This article is about the philosopher. For the American actress, see Nancy Cartwright
Nancy Cartwright, Lady Hampshire, FBA (born January 24, 1944) is a professor of philosophy at the University of California at San Diego and, as of 2012, at the University of Durham, and a recipient of a MacArthur Fellowship. Cartwright served as the president of the Philosophy of Science Association (2009–10) and as vice-president (2007–8) and president (2008–9) of the Pacific Division of the American Philosophical Association. She is Fellow of the British Academy and member of the American Academy of Arts and Sciences and of the German Academy of Sciences Leopoldina.
Cartwright earned her BSc from the University of Pittsburgh in mathematics in 1966 and her Ph.D. in philosophy at the University of Illinois at Chicago under the direction of Brian Skyrms. Her thesis, completed in 1971, was on the concept of mixture in quantum mechanics. Before taking her current appointments, she taught at the University of Maryland, Stanford University and the London School of Economics. Her research interests include the history and philosophy of science, especially economics and physics, and causal inference and objectivity in science. She has also written on the history of logical positivism. Her approach to the philosophy of science is associated with the so-called "Stanford School" of Patrick Suppes, John Dupré, Peter Galison and Ian Hacking. Cartwright has mentored several students in England and the United States who have gone on to become professional philosophers of science, including Naomi Oreskes, Carl Hoefer, Mauricio Suarez, Andrew Hamilton, Julian Reiss, Roman Frigg, Gabriele Contessa, Anna Alexandrova, Leah McClimans, Jacob Stegenga, and Jeremy Howick.

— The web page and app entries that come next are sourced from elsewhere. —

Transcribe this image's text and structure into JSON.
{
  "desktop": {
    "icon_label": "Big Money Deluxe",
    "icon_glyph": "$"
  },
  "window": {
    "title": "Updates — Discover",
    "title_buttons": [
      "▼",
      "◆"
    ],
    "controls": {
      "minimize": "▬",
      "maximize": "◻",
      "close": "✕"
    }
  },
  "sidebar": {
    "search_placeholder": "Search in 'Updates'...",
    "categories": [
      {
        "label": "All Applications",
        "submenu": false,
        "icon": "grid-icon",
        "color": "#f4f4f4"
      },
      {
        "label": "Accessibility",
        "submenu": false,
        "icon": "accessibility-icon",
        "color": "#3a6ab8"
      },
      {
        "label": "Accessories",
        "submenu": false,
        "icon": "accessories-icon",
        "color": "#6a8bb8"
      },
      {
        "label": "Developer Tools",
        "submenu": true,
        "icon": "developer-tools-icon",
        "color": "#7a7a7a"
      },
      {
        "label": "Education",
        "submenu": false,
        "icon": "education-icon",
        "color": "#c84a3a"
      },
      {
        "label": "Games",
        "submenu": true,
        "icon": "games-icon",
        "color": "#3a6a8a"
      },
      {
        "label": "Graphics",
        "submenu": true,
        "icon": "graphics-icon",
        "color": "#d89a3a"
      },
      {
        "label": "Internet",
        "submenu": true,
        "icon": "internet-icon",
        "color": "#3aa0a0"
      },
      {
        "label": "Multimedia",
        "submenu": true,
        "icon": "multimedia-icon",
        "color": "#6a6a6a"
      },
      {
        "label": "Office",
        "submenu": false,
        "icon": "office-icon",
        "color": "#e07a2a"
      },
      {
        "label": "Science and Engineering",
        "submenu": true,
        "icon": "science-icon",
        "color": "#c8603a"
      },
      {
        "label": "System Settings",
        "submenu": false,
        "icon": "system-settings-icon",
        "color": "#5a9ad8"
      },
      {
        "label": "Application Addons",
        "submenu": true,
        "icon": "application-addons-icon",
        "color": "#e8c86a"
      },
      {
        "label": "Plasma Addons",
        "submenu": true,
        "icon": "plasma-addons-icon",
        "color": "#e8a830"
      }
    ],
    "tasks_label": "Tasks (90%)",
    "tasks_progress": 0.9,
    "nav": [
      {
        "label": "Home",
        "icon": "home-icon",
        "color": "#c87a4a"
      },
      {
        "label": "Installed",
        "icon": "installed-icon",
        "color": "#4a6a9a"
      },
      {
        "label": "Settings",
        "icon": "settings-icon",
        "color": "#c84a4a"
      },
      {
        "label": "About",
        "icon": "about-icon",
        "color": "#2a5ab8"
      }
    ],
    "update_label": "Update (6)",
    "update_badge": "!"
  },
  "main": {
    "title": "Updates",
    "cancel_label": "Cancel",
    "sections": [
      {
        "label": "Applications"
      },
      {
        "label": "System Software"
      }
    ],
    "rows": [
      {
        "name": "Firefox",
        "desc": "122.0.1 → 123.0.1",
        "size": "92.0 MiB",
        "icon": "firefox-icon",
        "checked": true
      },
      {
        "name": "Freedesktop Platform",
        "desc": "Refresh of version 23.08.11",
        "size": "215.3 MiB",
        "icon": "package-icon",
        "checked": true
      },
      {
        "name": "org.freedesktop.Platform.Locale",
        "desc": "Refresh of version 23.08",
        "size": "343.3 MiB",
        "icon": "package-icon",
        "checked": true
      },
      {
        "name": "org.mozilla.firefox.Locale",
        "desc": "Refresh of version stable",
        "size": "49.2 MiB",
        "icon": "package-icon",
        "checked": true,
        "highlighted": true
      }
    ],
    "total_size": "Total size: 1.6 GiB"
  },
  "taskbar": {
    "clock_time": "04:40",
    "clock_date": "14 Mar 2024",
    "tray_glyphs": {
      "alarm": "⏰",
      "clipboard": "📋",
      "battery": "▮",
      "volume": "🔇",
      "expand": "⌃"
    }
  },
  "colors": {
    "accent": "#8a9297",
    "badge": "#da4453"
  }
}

She was also a supervisor of Saif al-Islam Gaddafi.
Cartwright was married to the philosopher Stuart Hampshire until his death in 2004. She was also previously married to Ian Hacking.
Cat, Jordi, "The Unity of Science", The Stanford Encyclopedia of Philosophy (Fall 2010 Edition), Edward N. Zalta (ed.).